Te-he-he! I didn't mean to cause a stir! :)
This all boils down to your definition of "Wave Surfing". I see Wave Surfing as quite a narrow category of movement. But I assume then that you lot think Wave Surfing is any movement that tries to dodge predicted bullet positions then? In which case, yes, its a variant of wave surfing.
I think it is more akin to http://robowiki.net/wiki/Minimum_Risk_Movement because it picks a series of points (but in my case its actually a series of 50 tick long paths) to move to, and evaluates the danger for each of those points (paths).
:-) For what it's worth, I consider Wave Surfing a form of Minimum Risk Movement too. That's pretty close to how I'd define it, actually - Minimum Risk where the risk is based on enemy waves.
Haha! Talk like that and you will have everyone thinking that all movement in Robocode is Minimum Risk! ;)

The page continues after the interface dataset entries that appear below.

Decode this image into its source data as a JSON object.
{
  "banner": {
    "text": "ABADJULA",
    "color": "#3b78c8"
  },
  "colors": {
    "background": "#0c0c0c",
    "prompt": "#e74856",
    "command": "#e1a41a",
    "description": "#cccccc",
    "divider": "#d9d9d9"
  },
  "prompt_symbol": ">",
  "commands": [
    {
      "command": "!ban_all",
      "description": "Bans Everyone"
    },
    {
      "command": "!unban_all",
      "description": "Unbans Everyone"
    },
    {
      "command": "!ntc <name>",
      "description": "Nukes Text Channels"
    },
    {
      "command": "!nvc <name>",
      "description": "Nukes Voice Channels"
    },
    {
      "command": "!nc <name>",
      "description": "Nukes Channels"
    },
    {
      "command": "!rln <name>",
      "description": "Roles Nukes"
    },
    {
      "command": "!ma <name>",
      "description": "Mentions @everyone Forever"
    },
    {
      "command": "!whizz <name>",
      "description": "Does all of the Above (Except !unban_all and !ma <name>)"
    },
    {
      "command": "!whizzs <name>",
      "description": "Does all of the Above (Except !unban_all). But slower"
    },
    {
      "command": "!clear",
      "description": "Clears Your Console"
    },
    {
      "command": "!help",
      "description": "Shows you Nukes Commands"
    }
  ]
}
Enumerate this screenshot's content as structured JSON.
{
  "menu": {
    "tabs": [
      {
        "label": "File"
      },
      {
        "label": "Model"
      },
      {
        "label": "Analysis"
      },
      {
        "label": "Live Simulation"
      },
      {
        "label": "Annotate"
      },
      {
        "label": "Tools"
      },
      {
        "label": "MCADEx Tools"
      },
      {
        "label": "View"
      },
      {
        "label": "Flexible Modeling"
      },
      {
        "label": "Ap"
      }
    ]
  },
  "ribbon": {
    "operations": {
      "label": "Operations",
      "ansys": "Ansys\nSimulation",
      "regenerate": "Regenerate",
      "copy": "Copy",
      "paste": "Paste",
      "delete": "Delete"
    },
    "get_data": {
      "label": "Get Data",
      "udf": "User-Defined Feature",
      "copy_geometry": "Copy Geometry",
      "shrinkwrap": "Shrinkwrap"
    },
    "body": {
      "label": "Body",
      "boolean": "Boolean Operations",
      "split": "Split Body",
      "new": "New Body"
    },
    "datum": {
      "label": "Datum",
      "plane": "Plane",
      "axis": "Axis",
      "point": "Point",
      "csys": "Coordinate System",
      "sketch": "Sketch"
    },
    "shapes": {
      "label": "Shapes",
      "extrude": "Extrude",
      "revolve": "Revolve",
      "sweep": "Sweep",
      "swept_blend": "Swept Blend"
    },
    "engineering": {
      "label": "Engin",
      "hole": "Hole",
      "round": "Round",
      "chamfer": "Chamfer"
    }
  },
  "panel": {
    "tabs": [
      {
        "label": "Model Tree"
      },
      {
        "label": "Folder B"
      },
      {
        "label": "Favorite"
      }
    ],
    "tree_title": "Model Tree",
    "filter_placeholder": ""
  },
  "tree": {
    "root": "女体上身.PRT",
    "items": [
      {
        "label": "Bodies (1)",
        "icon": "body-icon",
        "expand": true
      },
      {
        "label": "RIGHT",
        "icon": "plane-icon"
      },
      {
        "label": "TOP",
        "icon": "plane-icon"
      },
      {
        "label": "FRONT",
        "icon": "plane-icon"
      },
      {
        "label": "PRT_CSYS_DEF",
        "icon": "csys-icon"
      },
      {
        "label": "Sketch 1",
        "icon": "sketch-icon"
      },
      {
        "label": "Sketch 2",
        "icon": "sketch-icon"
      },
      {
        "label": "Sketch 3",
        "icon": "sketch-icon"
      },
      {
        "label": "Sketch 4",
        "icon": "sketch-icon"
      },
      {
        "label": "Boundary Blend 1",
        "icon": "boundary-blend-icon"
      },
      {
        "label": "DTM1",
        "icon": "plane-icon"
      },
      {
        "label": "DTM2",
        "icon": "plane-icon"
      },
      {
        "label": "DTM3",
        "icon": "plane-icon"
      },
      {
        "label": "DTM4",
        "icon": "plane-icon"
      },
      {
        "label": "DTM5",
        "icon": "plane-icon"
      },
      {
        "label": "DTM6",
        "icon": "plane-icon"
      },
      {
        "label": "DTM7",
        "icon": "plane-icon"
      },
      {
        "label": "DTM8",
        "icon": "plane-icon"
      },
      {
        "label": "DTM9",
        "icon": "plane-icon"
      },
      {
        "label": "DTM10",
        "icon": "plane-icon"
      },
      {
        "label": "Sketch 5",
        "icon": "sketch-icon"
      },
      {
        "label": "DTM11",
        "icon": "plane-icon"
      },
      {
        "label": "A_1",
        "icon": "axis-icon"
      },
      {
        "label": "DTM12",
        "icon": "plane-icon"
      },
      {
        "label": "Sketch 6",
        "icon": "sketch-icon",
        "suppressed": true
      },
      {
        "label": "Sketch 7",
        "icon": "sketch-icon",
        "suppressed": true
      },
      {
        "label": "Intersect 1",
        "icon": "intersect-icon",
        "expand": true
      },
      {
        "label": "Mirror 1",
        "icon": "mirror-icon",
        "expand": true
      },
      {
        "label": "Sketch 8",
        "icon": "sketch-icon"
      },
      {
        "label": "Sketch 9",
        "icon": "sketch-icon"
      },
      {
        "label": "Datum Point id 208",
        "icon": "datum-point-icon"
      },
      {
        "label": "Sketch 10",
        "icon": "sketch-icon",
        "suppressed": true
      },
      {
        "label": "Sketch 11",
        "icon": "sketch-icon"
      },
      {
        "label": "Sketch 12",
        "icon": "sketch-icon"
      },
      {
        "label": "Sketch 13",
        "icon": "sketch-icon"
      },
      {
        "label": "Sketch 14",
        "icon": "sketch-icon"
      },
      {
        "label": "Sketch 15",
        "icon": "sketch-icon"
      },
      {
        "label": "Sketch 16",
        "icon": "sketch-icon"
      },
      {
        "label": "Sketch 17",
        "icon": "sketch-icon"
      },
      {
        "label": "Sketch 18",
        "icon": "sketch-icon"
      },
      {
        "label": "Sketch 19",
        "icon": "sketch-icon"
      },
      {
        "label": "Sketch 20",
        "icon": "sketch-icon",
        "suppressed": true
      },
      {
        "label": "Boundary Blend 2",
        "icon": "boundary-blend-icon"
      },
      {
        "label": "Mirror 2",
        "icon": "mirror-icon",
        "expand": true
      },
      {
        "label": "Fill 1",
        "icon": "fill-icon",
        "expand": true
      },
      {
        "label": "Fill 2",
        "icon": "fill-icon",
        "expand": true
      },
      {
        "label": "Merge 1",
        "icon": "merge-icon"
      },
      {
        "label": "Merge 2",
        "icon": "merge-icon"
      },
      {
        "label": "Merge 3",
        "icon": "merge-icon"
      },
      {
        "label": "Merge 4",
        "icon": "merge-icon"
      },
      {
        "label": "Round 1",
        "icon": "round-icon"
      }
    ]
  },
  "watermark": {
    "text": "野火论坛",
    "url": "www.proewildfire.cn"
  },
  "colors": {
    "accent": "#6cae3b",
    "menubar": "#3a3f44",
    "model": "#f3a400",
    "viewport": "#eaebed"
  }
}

Nah, I don't think it's much of a stretch. I know it's come up before on the wiki. Minimum Risk = each tick, generate a bunch of destinations, evaluate the risk of moving towards each one, and choose the safest. Wave Surfing is pretty much exactly that. The destinations are most commonly orbit forward, orbit reverse, and full stop until the wave intersects, and the risk calculation is usually primarily based on estimated probability of the opponent firing at various angles. And as we've started to augment our danger calculations with other things like distancing factors, it's even more reminiscent of melee style risk calculations.